Anyway it all came crashing down for 'Action' when the newspapers started campaigns against it. The 23rd October 1976 edition was printed… but never made it to the newsagents. Most of the print run was pulped and if you have a copy of it, it fetches very high prices today. When the comic returned on 4th December 1976 it had been gutted as effectively as one of Hookjaw's victims. The violence, gore and anti-establishment style of the comic had been totally removed. The killer shark was now only allowed to kill bad guys and then only out-of-shot. The fun had gone out of it too and within a year 'Action' was merged with 'Battle' and 'Hookjaw' was gone completely.
There are a couple of misleading blurbs on this book, which I must make potential buyers aware of. Firstly, the cover reads 'The complete original series!' This is not true. Of the original run this book only reprints the first three 'Hookjaw' serials (along with a strip from the 1976 'Action Summer Special' and one from the 1977 'Action Annual'.) The regular strips in this volume end with the 4th December episode, but the strip continued on for another year (admittedly with Hookjaw only bloodlessly eating people behind rocks!)
Also this book declares several times that the 'Lost Pages' were 'Not previously published'. These are the uncensored pages which featured in the banned issue and those that were intended to follow it. Great though it is to have these revealing pages included in the book, most of them have indeed seen print before in Martin Barker's 'Action: The Story of a Violent Comic' from this very same publisher.
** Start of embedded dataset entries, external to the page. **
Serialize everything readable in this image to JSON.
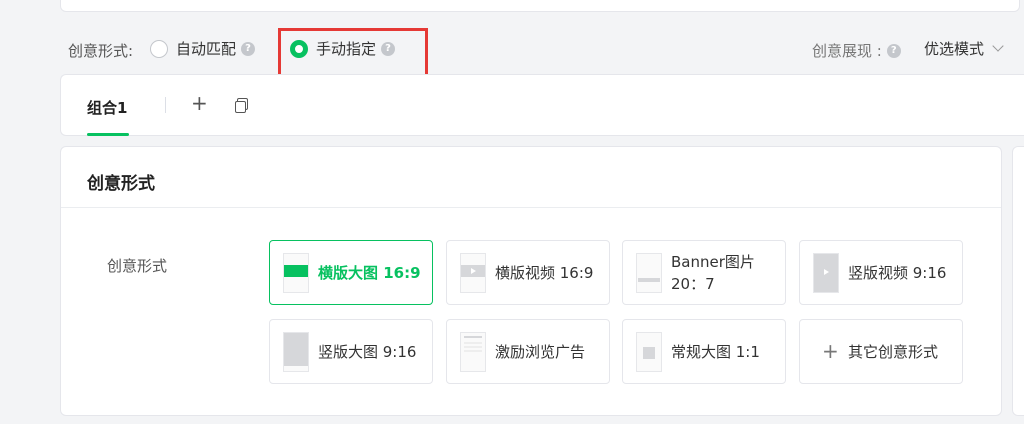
{
  "mode": {
    "label": "创意形式:",
    "options": [
      {
        "label": "自动匹配",
        "checked": false
      },
      {
        "label": "手动指定",
        "checked": true
      }
    ]
  },
  "display": {
    "label": "创意展现 :",
    "value": "优选模式"
  },
  "tabs": {
    "active_label": "组合1",
    "add_label": "+"
  },
  "section": {
    "title": "创意形式",
    "field_label": "创意形式"
  },
  "formats": [
    {
      "label": "横版大图 16:9",
      "selected": true
    },
    {
      "label": "横版视频 16:9",
      "selected": false
    },
    {
      "label": "Banner图片 20：7",
      "selected": false
    },
    {
      "label": "竖版视频 9:16",
      "selected": false
    },
    {
      "label": "竖版大图 9:16",
      "selected": false
    },
    {
      "label": "激励浏览广告",
      "selected": false
    },
    {
      "label": "常规大图 1:1",
      "selected": false
    },
    {
      "label": "其它创意形式",
      "selected": false
    }
  ],
  "colors": {
    "accent": "#07c160",
    "highlight": "#e53935"
  }
}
A better way of putting it would have been to say that these pages were 'Not originally published'. Still, there is a least one page I hadn't seen before.
I would recommend 'Hookjaw Classic Collection' with some reservations. This is a fantastic look at a crazy time in British comic history and the stories are so over-the-top as to be laugh-out-load funny… But if the dated racism in it will up-set you… This is best avoided.
Reviewed by John A. Short